++++ Data records ++++

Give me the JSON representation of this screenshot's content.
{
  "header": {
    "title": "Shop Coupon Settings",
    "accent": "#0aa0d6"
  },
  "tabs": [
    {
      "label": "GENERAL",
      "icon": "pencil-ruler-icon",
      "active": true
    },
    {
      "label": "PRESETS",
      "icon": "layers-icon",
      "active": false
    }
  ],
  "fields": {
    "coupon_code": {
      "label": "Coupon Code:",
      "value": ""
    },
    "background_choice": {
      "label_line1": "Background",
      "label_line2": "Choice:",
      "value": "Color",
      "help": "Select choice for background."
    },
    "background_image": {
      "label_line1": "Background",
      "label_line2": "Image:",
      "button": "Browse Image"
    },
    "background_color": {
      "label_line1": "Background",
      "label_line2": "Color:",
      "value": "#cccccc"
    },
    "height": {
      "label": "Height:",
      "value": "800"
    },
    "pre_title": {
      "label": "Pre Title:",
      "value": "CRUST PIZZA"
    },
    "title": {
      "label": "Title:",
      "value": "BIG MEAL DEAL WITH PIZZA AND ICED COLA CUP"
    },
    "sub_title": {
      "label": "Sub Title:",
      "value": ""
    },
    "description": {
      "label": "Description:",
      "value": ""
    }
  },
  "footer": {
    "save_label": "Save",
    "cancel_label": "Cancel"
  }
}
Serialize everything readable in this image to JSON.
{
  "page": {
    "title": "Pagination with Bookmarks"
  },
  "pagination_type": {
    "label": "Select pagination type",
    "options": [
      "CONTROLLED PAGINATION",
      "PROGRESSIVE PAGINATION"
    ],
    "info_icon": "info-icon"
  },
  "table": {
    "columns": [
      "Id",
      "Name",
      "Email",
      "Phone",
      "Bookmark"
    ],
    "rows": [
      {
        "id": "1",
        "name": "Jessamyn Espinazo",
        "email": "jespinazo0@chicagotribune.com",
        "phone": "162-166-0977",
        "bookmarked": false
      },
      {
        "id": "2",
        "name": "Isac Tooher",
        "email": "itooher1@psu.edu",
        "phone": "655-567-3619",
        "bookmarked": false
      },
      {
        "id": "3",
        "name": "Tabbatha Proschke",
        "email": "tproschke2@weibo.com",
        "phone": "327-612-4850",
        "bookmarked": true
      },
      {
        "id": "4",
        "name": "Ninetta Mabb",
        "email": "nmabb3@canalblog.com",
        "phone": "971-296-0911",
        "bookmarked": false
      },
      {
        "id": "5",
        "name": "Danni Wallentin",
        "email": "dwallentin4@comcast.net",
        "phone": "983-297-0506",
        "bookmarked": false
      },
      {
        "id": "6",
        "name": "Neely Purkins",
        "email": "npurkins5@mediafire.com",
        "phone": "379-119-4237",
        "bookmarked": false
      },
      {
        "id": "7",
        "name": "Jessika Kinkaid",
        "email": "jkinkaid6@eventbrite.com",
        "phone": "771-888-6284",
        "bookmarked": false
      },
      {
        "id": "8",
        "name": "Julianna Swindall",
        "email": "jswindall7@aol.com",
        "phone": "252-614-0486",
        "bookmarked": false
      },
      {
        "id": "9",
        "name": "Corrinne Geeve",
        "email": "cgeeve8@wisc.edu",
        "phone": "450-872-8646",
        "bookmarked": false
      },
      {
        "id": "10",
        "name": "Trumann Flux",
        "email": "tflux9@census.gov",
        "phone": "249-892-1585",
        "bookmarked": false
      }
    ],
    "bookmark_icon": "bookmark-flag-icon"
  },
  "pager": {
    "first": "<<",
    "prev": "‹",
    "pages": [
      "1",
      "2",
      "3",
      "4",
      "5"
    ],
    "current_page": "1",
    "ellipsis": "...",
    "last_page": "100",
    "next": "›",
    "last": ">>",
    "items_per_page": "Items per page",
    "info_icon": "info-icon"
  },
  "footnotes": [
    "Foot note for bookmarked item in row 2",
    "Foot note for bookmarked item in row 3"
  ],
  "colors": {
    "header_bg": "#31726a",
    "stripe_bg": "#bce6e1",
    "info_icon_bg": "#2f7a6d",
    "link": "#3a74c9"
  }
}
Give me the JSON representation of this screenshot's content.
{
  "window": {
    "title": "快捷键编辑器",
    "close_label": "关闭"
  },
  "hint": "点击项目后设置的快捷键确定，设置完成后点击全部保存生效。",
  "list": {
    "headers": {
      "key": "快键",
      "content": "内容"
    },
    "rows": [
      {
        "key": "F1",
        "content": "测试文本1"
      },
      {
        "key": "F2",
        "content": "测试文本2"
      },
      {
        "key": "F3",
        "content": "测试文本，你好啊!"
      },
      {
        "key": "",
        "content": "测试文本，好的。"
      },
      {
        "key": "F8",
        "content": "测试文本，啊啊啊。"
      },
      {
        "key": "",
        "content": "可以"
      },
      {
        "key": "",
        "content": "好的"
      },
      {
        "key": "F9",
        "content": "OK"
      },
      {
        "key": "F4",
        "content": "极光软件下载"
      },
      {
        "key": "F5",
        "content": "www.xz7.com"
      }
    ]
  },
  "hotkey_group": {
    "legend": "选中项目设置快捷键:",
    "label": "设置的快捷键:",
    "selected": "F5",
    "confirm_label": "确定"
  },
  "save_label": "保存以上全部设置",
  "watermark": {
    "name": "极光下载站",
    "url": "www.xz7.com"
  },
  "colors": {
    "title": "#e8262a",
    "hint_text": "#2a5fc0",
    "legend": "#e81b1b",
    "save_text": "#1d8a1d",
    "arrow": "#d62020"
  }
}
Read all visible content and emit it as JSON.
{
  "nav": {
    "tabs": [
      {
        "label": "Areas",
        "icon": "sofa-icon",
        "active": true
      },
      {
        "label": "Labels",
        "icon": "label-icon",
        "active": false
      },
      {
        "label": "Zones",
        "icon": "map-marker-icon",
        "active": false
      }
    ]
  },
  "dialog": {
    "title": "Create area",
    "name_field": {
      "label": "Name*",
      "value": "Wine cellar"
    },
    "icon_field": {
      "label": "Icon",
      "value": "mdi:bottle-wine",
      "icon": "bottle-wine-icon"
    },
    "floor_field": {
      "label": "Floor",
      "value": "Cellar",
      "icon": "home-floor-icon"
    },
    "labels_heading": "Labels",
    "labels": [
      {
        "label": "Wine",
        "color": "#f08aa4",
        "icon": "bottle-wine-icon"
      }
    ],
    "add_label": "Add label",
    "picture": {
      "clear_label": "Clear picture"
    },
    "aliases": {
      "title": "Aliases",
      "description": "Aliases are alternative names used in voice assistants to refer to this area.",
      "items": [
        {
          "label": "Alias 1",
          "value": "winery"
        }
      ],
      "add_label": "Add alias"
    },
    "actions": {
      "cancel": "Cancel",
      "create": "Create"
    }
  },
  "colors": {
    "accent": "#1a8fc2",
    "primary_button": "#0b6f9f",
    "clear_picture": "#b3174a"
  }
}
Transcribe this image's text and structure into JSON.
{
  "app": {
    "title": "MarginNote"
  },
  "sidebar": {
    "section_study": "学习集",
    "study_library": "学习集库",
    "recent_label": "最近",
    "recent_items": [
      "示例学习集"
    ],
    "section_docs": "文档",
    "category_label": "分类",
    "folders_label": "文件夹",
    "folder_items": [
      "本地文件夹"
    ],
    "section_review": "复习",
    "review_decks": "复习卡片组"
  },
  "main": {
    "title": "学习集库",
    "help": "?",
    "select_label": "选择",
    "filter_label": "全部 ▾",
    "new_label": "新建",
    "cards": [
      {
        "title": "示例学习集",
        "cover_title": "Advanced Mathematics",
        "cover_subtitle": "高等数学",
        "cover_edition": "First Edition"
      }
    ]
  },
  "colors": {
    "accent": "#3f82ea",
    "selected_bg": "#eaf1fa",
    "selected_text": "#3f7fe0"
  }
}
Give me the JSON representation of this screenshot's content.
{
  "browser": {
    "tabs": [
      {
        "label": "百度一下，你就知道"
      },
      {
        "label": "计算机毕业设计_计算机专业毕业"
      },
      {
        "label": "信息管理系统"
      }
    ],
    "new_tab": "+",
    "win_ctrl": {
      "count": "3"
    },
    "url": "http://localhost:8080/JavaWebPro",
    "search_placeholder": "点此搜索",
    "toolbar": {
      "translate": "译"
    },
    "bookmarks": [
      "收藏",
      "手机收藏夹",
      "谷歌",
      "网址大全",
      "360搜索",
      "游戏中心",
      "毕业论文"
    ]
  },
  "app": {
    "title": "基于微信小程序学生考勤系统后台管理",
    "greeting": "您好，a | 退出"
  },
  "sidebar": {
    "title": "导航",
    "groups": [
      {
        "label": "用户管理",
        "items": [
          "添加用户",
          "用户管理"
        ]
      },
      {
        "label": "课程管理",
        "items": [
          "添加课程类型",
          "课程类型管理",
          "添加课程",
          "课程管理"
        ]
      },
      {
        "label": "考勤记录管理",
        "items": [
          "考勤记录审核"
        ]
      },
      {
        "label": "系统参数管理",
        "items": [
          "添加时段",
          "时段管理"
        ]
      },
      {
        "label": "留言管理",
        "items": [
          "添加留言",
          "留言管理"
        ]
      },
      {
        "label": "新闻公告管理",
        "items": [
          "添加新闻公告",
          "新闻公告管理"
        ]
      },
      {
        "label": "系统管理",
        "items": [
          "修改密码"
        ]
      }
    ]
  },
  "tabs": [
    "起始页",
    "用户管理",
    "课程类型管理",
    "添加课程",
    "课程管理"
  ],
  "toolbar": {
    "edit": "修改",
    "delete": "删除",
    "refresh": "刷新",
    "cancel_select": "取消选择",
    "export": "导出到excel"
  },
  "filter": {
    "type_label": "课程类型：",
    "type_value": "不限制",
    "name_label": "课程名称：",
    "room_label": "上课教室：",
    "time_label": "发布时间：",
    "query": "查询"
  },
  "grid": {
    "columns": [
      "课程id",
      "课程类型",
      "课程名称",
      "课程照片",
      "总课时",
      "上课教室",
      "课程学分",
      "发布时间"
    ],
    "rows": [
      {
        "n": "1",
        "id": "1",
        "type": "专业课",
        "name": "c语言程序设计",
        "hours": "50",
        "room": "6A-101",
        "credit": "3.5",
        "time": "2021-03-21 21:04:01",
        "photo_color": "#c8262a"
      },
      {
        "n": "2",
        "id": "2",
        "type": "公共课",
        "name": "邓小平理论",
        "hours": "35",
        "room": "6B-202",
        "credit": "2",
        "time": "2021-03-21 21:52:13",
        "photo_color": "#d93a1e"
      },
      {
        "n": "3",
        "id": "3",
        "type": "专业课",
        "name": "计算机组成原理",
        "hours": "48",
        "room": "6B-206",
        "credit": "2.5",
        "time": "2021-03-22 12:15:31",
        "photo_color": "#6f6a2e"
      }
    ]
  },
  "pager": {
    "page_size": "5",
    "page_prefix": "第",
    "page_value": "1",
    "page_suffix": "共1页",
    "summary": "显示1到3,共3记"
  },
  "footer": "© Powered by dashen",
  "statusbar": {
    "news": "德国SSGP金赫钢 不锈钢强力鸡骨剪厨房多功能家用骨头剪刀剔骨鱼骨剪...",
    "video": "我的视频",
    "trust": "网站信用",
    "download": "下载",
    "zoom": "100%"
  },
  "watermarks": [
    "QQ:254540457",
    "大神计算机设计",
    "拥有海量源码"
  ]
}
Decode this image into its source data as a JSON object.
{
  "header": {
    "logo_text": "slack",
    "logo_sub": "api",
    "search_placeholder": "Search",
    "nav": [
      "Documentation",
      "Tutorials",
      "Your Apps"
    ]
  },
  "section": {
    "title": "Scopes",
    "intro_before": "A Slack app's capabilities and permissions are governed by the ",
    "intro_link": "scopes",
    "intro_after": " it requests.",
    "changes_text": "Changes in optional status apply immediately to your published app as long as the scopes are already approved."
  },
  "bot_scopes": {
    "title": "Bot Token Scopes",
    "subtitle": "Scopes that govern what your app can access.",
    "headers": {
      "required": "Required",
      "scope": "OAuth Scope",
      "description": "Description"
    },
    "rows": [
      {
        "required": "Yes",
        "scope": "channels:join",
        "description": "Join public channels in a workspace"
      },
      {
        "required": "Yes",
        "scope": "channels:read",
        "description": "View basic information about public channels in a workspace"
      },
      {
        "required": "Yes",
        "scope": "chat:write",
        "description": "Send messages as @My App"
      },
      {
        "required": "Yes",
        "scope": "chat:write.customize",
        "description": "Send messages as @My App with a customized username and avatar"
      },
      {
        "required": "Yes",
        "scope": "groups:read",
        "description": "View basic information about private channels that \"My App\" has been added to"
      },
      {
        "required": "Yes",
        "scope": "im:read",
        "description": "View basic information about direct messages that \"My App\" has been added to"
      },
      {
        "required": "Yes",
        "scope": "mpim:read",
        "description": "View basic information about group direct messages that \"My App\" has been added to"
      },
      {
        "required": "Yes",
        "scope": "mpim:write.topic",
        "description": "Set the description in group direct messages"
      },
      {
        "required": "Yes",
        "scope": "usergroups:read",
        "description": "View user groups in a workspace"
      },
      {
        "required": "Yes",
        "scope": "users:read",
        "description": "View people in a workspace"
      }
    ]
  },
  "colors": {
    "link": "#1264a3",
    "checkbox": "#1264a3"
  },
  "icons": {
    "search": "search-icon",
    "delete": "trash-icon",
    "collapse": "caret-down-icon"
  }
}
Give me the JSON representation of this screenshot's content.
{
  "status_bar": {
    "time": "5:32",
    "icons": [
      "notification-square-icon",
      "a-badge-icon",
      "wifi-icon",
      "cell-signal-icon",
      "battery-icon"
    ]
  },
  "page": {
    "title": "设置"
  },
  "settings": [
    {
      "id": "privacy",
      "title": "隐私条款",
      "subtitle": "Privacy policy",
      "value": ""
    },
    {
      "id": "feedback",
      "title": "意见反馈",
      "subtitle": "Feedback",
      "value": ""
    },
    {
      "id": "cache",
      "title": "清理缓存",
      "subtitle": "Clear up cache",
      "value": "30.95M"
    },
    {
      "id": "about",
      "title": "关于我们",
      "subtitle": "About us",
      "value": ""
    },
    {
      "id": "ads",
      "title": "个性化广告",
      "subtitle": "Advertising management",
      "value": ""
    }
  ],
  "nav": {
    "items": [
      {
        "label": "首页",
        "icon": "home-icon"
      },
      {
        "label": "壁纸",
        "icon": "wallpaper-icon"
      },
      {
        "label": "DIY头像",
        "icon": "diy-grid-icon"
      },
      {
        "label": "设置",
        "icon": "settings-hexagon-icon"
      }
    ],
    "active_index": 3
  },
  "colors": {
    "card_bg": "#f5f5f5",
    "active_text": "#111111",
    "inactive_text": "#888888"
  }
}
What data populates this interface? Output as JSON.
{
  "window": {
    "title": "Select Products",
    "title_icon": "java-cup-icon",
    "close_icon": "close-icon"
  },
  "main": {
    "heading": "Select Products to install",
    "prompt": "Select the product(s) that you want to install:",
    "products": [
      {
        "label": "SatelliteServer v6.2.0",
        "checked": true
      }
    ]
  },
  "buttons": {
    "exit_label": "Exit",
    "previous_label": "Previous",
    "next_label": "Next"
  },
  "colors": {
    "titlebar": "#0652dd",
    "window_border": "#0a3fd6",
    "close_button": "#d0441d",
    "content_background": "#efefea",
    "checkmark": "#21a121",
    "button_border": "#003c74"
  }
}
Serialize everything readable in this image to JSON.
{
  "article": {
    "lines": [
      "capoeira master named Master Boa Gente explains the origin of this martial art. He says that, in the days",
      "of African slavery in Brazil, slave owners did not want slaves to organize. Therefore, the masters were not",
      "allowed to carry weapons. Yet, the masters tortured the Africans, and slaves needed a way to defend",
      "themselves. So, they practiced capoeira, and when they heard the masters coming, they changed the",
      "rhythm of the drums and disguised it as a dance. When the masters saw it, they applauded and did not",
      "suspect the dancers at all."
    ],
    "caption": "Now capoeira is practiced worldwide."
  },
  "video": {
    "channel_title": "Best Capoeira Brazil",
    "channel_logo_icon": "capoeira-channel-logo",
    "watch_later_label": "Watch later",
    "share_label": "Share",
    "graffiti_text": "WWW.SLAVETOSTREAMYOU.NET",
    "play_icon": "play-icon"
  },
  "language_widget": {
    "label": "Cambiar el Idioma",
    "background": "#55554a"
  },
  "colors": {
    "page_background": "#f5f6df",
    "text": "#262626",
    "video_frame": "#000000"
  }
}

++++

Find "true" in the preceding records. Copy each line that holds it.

◆ **Expected output**
      "active": true
        "bookmarked": true
        "active": true
        "checked": true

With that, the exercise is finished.